The lesser of two evilsPublished 9:40am Wednesday, September 4, 2013
When our editorial board convened on Tuesday morning to tackle a list of potential topics for the week, the one position we were all able to easily agree upon was this; everyone is looking forward to the end of this year’s Virginia gubernatorial race. Unfortunately, not one of us was looking forward to the outcome of the election, whatever that may be.
It’s hard to recall an election, whether it be at the local, state or federal level, where voters on both sides are as generally disappointed with their parties’ respective candidates as the voters of Virginia are this year. Of course, both republicans and democrats alike on the outer fringes of their parties’ ideological spectrums have found something to like about their candidates. But those that make up the center, and even a good portion of the party faithful, are disillusioned at best.
In fact, the choices seem so unlikeable that it’s hard to imagine either candidate winning were it not for the fact that their opponent is equally as unappealing. The republican candidate, Attorney General Ken Cuccinelli, is viewed by many in his own party as one who is merely a crusader for conservative social issues and whose ties to the Star Scientific scandal have raised significant ethical concerns. Democrat Terry McAuliffe continues to exaggerate, if not downright fabricate, his business record to the point that it’s hard to determine if he’s telling the truth about anything. What voters are left with are myriad campaign ads telling you that the reason you should vote for one fellow is that the other one is so terrible.

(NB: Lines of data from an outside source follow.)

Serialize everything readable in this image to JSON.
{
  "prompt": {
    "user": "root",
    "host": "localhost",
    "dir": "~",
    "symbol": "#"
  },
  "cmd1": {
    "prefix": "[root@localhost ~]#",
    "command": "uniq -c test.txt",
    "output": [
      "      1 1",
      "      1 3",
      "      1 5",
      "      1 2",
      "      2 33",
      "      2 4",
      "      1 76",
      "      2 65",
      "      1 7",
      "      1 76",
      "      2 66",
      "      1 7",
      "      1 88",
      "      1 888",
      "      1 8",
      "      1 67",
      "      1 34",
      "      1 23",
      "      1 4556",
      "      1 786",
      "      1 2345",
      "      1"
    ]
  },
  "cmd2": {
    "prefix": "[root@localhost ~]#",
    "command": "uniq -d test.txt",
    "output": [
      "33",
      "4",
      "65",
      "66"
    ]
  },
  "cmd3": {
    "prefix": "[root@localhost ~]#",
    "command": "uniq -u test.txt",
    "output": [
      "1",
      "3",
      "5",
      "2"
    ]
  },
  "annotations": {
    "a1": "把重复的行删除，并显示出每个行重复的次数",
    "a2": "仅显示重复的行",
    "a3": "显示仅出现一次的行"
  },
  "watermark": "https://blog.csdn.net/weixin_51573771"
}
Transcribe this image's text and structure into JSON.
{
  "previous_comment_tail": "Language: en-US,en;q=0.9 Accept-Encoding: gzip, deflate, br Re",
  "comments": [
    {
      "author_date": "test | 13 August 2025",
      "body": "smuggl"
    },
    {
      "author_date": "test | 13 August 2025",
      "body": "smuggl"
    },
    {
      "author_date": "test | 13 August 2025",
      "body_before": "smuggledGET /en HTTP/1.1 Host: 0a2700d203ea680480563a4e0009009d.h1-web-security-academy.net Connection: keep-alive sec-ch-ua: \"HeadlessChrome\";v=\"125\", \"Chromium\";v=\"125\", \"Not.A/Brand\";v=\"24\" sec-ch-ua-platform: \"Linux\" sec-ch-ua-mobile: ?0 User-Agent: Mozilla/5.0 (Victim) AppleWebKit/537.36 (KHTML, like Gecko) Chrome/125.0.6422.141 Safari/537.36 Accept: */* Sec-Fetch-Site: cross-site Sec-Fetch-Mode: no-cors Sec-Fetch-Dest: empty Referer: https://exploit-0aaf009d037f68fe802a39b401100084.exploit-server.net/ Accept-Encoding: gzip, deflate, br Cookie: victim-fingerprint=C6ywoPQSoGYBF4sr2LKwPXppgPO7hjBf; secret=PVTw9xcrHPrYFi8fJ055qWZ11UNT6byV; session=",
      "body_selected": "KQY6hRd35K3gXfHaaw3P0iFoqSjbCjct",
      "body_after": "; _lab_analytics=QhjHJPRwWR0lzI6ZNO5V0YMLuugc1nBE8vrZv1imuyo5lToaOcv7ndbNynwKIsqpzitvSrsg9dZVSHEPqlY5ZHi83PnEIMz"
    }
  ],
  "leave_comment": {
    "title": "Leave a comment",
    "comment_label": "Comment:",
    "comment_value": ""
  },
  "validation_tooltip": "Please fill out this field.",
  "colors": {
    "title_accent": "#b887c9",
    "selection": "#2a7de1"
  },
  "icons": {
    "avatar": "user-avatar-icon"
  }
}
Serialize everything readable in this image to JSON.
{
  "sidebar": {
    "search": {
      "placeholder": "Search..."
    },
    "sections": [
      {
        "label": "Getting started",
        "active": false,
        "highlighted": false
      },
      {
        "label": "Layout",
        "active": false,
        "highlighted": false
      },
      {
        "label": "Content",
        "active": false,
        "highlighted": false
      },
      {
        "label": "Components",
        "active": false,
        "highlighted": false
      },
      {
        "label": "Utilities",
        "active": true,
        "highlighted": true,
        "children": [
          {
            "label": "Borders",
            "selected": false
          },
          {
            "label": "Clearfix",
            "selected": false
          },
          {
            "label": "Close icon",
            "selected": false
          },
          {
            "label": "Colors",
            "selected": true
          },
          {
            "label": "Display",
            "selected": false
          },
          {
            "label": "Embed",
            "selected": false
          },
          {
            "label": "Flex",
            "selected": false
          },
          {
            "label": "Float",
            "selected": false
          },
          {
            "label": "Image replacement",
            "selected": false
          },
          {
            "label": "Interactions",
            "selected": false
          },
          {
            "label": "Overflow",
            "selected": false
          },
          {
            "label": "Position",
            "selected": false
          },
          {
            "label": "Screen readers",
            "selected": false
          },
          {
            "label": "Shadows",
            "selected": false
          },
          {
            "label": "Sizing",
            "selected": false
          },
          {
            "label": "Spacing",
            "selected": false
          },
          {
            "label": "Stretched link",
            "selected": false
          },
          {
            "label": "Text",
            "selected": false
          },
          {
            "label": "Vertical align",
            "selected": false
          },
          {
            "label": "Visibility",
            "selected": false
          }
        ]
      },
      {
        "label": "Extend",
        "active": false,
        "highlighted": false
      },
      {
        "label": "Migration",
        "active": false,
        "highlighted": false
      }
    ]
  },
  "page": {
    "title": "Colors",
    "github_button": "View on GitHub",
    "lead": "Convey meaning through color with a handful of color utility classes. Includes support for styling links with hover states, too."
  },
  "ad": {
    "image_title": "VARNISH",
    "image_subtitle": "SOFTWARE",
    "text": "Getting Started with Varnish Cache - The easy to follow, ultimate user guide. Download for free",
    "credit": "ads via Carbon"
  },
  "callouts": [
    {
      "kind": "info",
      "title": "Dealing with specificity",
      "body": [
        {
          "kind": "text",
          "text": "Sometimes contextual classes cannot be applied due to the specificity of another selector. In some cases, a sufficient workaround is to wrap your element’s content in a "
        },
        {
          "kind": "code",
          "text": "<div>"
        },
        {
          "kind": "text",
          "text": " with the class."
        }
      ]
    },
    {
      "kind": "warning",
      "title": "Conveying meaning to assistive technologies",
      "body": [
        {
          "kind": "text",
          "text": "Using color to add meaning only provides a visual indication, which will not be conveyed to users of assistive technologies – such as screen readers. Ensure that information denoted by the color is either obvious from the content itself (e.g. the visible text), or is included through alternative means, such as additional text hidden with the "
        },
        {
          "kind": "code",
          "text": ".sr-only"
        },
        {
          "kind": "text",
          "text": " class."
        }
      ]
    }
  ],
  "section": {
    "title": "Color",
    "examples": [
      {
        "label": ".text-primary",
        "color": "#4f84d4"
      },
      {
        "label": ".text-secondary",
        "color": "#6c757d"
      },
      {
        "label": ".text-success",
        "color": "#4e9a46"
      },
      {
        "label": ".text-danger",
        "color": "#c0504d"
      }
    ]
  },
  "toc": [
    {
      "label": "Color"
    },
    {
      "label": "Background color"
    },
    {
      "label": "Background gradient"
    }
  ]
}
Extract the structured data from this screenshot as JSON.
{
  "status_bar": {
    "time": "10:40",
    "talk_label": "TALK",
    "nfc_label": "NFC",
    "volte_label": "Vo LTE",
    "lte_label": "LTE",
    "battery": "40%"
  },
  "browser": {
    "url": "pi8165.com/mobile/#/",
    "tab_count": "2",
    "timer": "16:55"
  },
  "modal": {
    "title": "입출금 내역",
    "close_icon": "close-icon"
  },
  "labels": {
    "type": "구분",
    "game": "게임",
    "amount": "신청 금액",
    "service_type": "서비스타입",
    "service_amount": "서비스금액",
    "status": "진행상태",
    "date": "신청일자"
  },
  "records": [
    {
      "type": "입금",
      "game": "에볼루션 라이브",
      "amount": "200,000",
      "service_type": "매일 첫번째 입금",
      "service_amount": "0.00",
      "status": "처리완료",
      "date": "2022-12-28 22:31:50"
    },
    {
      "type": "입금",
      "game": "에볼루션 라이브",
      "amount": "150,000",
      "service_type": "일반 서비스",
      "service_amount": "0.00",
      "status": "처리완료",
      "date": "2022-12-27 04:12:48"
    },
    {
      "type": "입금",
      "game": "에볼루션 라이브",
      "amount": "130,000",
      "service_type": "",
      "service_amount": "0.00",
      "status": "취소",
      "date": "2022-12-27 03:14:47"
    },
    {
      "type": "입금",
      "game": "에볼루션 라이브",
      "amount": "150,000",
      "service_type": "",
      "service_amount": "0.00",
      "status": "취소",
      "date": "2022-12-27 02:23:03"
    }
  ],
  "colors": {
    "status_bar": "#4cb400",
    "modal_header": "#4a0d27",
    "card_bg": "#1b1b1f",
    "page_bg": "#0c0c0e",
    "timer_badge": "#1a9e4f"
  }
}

Virginia politics used to allow for differing opinions while in the end always doing what was in the best interest of the Commonwealth. Regardless of the outcome this November, it seems inevitable that such a way of doing business will finally and completely become a thing of the past. Virginia will be all the worse off for it.